* [WHAT YOU ARE ASKED TO DO] Among the entries below, how many lines contain the string "síti"? Reply with that number alone.

* [Web page and app entries]
────────

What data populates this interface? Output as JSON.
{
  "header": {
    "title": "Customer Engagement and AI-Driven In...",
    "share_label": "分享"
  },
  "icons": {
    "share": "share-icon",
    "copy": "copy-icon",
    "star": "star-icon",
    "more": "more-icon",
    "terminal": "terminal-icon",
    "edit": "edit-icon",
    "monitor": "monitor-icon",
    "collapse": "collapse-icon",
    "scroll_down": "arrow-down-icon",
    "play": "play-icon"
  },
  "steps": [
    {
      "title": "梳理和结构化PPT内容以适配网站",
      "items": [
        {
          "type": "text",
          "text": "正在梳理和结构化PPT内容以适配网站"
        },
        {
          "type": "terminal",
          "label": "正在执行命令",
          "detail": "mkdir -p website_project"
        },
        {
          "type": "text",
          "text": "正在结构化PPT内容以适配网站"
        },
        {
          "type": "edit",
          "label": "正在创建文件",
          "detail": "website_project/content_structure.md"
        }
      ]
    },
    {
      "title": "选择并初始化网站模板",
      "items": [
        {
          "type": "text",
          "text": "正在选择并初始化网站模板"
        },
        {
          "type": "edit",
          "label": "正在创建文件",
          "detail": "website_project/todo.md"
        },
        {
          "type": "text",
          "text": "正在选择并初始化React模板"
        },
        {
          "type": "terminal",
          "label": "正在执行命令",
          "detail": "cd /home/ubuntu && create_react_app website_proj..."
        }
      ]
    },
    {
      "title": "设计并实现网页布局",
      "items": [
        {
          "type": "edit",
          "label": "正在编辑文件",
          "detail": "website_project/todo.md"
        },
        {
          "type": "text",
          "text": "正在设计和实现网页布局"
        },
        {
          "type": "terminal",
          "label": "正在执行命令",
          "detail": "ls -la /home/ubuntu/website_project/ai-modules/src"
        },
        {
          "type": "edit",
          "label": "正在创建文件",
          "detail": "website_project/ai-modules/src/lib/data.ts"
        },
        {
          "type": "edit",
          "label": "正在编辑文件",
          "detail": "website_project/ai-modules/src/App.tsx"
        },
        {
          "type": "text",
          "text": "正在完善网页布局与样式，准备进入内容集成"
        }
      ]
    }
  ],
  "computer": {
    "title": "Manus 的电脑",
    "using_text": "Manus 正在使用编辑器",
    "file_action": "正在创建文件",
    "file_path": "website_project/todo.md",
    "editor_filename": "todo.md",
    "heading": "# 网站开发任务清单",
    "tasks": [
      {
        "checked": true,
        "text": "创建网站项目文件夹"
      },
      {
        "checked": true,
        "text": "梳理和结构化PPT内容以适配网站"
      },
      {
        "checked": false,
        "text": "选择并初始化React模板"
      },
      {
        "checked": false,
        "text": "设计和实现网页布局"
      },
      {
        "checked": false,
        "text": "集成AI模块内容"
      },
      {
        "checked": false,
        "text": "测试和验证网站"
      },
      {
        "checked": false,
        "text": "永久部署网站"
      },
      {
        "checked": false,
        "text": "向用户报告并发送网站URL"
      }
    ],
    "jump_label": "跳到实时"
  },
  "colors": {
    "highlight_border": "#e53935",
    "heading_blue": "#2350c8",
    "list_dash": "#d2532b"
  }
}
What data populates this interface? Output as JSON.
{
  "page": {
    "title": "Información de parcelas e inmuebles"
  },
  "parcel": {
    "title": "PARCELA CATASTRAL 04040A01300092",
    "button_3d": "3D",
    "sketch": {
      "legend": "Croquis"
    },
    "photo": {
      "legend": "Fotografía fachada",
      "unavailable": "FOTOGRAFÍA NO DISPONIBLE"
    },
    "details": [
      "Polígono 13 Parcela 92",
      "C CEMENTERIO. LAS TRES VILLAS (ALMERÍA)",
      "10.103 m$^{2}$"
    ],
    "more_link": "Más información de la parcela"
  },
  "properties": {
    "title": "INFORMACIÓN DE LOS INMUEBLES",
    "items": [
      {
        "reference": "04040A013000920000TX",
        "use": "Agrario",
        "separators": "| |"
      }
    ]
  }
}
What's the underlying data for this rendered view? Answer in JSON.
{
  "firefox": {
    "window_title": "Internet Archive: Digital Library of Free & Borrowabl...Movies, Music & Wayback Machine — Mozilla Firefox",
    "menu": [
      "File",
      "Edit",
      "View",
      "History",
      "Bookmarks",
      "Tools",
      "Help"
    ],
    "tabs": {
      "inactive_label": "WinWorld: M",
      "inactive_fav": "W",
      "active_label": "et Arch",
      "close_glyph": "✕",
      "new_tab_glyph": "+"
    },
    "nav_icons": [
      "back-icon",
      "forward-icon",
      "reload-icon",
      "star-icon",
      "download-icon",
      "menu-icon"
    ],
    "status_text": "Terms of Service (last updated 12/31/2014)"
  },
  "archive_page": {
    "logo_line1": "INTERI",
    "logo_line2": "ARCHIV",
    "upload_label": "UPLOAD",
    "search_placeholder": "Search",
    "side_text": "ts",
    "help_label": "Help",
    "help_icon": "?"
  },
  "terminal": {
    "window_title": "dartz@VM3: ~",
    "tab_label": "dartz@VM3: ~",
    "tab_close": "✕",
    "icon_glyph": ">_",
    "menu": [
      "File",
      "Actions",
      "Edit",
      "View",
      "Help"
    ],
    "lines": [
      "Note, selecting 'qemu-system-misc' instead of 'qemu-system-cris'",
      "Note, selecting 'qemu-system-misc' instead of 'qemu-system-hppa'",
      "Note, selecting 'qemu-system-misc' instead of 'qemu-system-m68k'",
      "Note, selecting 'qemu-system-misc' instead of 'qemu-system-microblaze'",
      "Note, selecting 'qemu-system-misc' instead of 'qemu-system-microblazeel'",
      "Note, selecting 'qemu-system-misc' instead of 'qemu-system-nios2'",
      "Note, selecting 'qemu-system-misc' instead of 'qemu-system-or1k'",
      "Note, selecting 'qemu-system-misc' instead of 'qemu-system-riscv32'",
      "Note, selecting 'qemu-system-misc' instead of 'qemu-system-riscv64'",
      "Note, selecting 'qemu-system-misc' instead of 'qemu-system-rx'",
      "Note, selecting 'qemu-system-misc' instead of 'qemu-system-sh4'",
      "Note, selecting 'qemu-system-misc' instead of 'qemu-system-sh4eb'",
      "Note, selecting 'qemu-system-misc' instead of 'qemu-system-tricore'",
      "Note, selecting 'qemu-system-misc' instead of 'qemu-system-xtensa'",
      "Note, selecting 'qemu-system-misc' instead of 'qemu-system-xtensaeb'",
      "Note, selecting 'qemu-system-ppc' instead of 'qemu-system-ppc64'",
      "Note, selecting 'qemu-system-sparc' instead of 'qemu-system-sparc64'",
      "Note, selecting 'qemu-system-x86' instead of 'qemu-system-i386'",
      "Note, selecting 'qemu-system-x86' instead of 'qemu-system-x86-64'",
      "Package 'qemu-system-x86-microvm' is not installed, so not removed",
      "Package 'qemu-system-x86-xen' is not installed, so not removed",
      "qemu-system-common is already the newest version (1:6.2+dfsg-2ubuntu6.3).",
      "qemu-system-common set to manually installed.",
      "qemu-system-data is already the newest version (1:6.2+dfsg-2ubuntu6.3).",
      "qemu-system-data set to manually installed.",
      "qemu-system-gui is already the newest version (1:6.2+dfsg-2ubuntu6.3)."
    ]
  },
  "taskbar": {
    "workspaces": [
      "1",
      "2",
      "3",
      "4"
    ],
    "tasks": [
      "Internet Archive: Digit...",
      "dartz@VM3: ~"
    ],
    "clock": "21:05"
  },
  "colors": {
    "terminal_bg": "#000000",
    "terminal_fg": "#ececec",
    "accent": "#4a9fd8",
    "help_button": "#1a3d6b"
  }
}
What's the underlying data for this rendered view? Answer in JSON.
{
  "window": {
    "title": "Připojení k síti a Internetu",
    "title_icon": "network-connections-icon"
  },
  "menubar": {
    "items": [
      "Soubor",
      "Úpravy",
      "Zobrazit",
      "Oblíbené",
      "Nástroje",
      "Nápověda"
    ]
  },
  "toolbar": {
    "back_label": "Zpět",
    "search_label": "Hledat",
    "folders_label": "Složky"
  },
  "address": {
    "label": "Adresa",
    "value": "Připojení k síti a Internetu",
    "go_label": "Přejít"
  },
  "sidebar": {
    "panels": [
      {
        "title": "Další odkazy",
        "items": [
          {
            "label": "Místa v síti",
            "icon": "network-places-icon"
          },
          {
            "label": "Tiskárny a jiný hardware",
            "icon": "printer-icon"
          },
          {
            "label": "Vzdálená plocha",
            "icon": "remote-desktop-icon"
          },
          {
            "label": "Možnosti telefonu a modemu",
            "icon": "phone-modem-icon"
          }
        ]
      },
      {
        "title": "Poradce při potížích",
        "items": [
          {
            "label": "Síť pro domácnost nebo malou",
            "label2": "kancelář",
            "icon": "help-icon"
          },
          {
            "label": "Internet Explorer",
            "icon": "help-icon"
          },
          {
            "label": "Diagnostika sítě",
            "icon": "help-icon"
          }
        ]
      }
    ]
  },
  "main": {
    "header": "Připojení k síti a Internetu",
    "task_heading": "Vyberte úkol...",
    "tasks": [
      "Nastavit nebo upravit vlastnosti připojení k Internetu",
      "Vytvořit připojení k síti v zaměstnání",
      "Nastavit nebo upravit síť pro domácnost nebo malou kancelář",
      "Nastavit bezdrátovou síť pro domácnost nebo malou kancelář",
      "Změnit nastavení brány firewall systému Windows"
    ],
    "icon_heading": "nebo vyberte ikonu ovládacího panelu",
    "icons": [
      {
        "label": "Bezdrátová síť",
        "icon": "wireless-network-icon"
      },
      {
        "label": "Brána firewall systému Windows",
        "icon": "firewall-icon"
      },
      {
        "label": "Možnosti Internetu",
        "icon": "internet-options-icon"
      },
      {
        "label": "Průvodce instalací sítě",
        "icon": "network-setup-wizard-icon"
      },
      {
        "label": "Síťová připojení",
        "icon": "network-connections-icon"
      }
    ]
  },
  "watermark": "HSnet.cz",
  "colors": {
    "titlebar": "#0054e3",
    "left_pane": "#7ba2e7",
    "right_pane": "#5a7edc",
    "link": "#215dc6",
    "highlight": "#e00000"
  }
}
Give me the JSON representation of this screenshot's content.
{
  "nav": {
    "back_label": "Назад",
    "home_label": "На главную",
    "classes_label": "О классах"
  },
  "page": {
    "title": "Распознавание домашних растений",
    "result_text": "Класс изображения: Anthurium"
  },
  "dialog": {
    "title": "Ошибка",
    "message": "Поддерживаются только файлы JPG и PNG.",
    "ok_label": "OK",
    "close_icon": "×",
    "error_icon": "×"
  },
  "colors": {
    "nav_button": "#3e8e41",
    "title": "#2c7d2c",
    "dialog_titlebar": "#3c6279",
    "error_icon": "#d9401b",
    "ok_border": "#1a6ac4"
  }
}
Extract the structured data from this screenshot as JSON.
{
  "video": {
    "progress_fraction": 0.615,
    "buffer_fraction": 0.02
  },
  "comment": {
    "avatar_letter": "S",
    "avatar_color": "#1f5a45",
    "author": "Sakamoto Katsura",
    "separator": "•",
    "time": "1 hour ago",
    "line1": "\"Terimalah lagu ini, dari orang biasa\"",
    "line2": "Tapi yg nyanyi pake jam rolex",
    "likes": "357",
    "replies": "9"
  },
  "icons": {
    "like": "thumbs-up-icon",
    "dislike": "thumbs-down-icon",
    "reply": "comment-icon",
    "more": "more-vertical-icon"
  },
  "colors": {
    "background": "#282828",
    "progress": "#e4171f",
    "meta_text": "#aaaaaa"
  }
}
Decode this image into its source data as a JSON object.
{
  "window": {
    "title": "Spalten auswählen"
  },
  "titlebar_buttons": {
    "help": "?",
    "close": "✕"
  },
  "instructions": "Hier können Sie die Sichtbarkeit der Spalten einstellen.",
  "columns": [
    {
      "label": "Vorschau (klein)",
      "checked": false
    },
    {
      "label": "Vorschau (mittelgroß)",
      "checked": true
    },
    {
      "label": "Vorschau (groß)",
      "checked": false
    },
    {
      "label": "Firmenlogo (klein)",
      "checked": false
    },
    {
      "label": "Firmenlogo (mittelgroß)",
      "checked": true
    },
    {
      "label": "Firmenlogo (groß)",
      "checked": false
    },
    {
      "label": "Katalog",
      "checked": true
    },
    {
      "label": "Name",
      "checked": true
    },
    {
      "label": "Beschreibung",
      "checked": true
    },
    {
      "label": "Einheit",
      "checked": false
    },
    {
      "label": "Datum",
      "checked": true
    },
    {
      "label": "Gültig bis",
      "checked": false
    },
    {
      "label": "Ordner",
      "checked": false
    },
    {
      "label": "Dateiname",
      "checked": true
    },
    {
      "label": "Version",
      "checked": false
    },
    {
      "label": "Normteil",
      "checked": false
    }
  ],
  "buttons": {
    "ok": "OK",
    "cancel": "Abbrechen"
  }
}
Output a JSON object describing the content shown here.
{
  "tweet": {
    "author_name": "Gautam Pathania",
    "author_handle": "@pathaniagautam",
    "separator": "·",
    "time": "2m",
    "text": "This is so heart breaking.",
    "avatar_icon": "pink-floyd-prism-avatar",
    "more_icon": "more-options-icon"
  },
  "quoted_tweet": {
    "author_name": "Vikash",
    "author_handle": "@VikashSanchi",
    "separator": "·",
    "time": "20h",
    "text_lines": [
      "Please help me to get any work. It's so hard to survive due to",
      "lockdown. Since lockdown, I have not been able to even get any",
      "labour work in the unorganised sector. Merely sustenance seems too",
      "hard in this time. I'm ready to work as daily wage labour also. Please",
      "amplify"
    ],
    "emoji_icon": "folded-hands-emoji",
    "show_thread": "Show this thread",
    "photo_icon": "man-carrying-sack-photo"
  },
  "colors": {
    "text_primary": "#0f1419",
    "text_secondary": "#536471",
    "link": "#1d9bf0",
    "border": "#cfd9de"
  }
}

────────

* [OUTPUT BELOW] 5